→ Task prompt: Nothing is to be altered; the data must be repeated exactly.

→ Records for this exercise:
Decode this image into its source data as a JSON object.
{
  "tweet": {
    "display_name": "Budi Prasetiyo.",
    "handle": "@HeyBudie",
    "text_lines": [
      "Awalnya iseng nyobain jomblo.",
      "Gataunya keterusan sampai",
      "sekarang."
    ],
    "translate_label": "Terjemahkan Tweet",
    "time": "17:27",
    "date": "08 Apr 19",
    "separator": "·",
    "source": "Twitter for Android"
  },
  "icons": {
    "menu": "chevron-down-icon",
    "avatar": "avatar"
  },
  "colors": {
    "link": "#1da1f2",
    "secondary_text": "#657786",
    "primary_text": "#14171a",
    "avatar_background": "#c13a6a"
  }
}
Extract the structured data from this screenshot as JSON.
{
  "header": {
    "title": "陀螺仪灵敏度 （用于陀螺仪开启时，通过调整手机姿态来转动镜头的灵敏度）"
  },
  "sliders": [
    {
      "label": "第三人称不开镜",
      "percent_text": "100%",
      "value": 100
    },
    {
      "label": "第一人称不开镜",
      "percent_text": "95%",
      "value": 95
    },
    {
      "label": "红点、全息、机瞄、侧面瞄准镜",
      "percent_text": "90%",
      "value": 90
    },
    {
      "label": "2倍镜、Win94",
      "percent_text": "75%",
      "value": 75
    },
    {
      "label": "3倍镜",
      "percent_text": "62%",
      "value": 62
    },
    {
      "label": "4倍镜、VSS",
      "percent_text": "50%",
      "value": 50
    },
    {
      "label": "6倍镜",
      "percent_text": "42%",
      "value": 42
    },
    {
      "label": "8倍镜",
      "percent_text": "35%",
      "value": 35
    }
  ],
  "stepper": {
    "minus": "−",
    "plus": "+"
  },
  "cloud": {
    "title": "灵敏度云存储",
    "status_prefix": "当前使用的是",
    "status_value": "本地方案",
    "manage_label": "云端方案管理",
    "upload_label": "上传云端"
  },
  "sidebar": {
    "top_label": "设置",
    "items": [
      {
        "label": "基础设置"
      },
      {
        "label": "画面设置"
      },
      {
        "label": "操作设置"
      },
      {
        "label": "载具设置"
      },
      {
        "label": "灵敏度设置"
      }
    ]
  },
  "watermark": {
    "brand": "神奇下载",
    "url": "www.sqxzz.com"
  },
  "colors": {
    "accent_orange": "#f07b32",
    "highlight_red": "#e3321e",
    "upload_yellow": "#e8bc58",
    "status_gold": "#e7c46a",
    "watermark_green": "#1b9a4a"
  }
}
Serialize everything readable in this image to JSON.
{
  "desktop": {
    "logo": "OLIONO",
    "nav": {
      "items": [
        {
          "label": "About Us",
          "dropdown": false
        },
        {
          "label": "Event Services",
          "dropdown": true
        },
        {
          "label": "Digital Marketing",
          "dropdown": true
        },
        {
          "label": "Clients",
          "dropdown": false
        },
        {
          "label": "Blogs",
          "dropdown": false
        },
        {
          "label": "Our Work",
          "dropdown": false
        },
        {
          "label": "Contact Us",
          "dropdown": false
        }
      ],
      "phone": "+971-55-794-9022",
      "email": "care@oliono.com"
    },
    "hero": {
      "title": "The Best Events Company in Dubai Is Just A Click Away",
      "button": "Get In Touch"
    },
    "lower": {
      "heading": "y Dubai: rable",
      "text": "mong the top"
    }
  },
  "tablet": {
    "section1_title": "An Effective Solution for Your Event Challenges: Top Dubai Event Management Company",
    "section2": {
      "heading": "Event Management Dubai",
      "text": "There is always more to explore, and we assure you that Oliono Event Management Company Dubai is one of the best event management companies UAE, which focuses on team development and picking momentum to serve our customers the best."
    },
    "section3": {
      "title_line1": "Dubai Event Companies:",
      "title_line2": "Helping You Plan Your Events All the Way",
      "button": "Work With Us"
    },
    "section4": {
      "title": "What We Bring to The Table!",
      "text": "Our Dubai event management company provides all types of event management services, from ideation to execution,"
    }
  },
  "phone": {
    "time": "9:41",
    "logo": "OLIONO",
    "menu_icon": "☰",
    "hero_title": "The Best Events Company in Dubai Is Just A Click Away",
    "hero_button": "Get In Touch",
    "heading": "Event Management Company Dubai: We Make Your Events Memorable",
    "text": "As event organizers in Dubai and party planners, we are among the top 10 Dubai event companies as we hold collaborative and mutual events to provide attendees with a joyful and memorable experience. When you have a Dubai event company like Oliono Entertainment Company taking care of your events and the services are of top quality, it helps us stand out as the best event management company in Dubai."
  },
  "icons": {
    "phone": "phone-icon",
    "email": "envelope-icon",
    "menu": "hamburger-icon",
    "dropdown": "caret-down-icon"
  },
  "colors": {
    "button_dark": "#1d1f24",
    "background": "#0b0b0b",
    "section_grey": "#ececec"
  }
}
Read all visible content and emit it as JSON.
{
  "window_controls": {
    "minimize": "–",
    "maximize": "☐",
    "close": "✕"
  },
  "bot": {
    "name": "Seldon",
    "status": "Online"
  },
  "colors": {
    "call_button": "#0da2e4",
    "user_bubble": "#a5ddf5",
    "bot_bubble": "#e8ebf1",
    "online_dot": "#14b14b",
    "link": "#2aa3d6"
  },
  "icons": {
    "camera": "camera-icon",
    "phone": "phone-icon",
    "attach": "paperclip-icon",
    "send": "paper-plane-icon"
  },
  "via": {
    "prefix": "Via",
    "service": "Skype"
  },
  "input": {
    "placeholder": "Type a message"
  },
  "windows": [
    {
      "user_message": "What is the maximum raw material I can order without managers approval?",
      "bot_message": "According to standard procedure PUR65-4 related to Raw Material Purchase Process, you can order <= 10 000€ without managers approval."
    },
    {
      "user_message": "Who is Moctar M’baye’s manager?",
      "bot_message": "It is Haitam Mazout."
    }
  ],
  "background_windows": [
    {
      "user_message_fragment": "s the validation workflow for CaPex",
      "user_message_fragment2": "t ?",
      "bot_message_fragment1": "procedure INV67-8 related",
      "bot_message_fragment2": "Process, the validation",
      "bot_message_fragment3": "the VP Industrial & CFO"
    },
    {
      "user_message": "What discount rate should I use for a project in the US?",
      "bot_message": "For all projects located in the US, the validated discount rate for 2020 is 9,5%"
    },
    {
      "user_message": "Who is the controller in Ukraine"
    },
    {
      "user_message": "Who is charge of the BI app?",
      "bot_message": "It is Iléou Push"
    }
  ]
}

→ The answer:
Decode this image into its source data as a JSON object.
{
  "tweet": {
    "display_name": "Budi Prasetiyo.",
    "handle": "@HeyBudie",
    "text_lines": [
      "Awalnya iseng nyobain jomblo.",
      "Gataunya keterusan sampai",
      "sekarang."
    ],
    "translate_label": "Terjemahkan Tweet",
    "time": "17:27",
    "date": "08 Apr 19",
    "separator": "·",
    "source": "Twitter for Android"
  },
  "icons": {
    "menu": "chevron-down-icon",
    "avatar": "avatar"
  },
  "colors": {
    "link": "#1da1f2",
    "secondary_text": "#657786",
    "primary_text": "#14171a",
    "avatar_background": "#c13a6a"
  }
}
Extract the structured data from this screenshot as JSON.
{
  "header": {
    "title": "陀螺仪灵敏度 （用于陀螺仪开启时，通过调整手机姿态来转动镜头的灵敏度）"
  },
  "sliders": [
    {
      "label": "第三人称不开镜",
      "percent_text": "100%",
      "value": 100
    },
    {
      "label": "第一人称不开镜",
      "percent_text": "95%",
      "value": 95
    },
    {
      "label": "红点、全息、机瞄、侧面瞄准镜",
      "percent_text": "90%",
      "value": 90
    },
    {
      "label": "2倍镜、Win94",
      "percent_text": "75%",
      "value": 75
    },
    {
      "label": "3倍镜",
      "percent_text": "62%",
      "value": 62
    },
    {
      "label": "4倍镜、VSS",
      "percent_text": "50%",
      "value": 50
    },
    {
      "label": "6倍镜",
      "percent_text": "42%",
      "value": 42
    },
    {
      "label": "8倍镜",
      "percent_text": "35%",
      "value": 35
    }
  ],
  "stepper": {
    "minus": "−",
    "plus": "+"
  },
  "cloud": {
    "title": "灵敏度云存储",
    "status_prefix": "当前使用的是",
    "status_value": "本地方案",
    "manage_label": "云端方案管理",
    "upload_label": "上传云端"
  },
  "sidebar": {
    "top_label": "设置",
    "items": [
      {
        "label": "基础设置"
      },
      {
        "label": "画面设置"
      },
      {
        "label": "操作设置"
      },
      {
        "label": "载具设置"
      },
      {
        "label": "灵敏度设置"
      }
    ]
  },
  "watermark": {
    "brand": "神奇下载",
    "url": "www.sqxzz.com"
  },
  "colors": {
    "accent_orange": "#f07b32",
    "highlight_red": "#e3321e",
    "upload_yellow": "#e8bc58",
    "status_gold": "#e7c46a",
    "watermark_green": "#1b9a4a"
  }
}
Serialize everything readable in this image to JSON.
{
  "desktop": {
    "logo": "OLIONO",
    "nav": {
      "items": [
        {
          "label": "About Us",
          "dropdown": false
        },
        {
          "label": "Event Services",
          "dropdown": true
        },
        {
          "label": "Digital Marketing",
          "dropdown": true
        },
        {
          "label": "Clients",
          "dropdown": false
        },
        {
          "label": "Blogs",
          "dropdown": false
        },
        {
          "label": "Our Work",
          "dropdown": false
        },
        {
          "label": "Contact Us",
          "dropdown": false
        }
      ],
      "phone": "+971-55-794-9022",
      "email": "care@oliono.com"
    },
    "hero": {
      "title": "The Best Events Company in Dubai Is Just A Click Away",
      "button": "Get In Touch"
    },
    "lower": {
      "heading": "y Dubai: rable",
      "text": "mong the top"
    }
  },
  "tablet": {
    "section1_title": "An Effective Solution for Your Event Challenges: Top Dubai Event Management Company",
    "section2": {
      "heading": "Event Management Dubai",
      "text": "There is always more to explore, and we assure you that Oliono Event Management Company Dubai is one of the best event management companies UAE, which focuses on team development and picking momentum to serve our customers the best."
    },
    "section3": {
      "title_line1": "Dubai Event Companies:",
      "title_line2": "Helping You Plan Your Events All the Way",
      "button": "Work With Us"
    },
    "section4": {
      "title": "What We Bring to The Table!",
      "text": "Our Dubai event management company provides all types of event management services, from ideation to execution,"
    }
  },
  "phone": {
    "time": "9:41",
    "logo": "OLIONO",
    "menu_icon": "☰",
    "hero_title": "The Best Events Company in Dubai Is Just A Click Away",
    "hero_button": "Get In Touch",
    "heading": "Event Management Company Dubai: We Make Your Events Memorable",
    "text": "As event organizers in Dubai and party planners, we are among the top 10 Dubai event companies as we hold collaborative and mutual events to provide attendees with a joyful and memorable experience. When you have a Dubai event company like Oliono Entertainment Company taking care of your events and the services are of top quality, it helps us stand out as the best event management company in Dubai."
  },
  "icons": {
    "phone": "phone-icon",
    "email": "envelope-icon",
    "menu": "hamburger-icon",
    "dropdown": "caret-down-icon"
  },
  "colors": {
    "button_dark": "#1d1f24",
    "background": "#0b0b0b",
    "section_grey": "#ececec"
  }
}
Read all visible content and emit it as JSON.
{
  "window_controls": {
    "minimize": "–",
    "maximize": "☐",
    "close": "✕"
  },
  "bot": {
    "name": "Seldon",
    "status": "Online"
  },
  "colors": {
    "call_button": "#0da2e4",
    "user_bubble": "#a5ddf5",
    "bot_bubble": "#e8ebf1",
    "online_dot": "#14b14b",
    "link": "#2aa3d6"
  },
  "icons": {
    "camera": "camera-icon",
    "phone": "phone-icon",
    "attach": "paperclip-icon",
    "send": "paper-plane-icon"
  },
  "via": {
    "prefix": "Via",
    "service": "Skype"
  },
  "input": {
    "placeholder": "Type a message"
  },
  "windows": [
    {
      "user_message": "What is the maximum raw material I can order without managers approval?",
      "bot_message": "According to standard procedure PUR65-4 related to Raw Material Purchase Process, you can order <= 10 000€ without managers approval."
    },
    {
      "user_message": "Who is Moctar M’baye’s manager?",
      "bot_message": "It is Haitam Mazout."
    }
  ],
  "background_windows": [
    {
      "user_message_fragment": "s the validation workflow for CaPex",
      "user_message_fragment2": "t ?",
      "bot_message_fragment1": "procedure INV67-8 related",
      "bot_message_fragment2": "Process, the validation",
      "bot_message_fragment3": "the VP Industrial & CFO"
    },
    {
      "user_message": "What discount rate should I use for a project in the US?",
      "bot_message": "For all projects located in the US, the validated discount rate for 2020 is 9,5%"
    },
    {
      "user_message": "Who is the controller in Ukraine"
    },
    {
      "user_message": "Who is charge of the BI app?",
      "bot_message": "It is Iléou Push"
    }
  ]
}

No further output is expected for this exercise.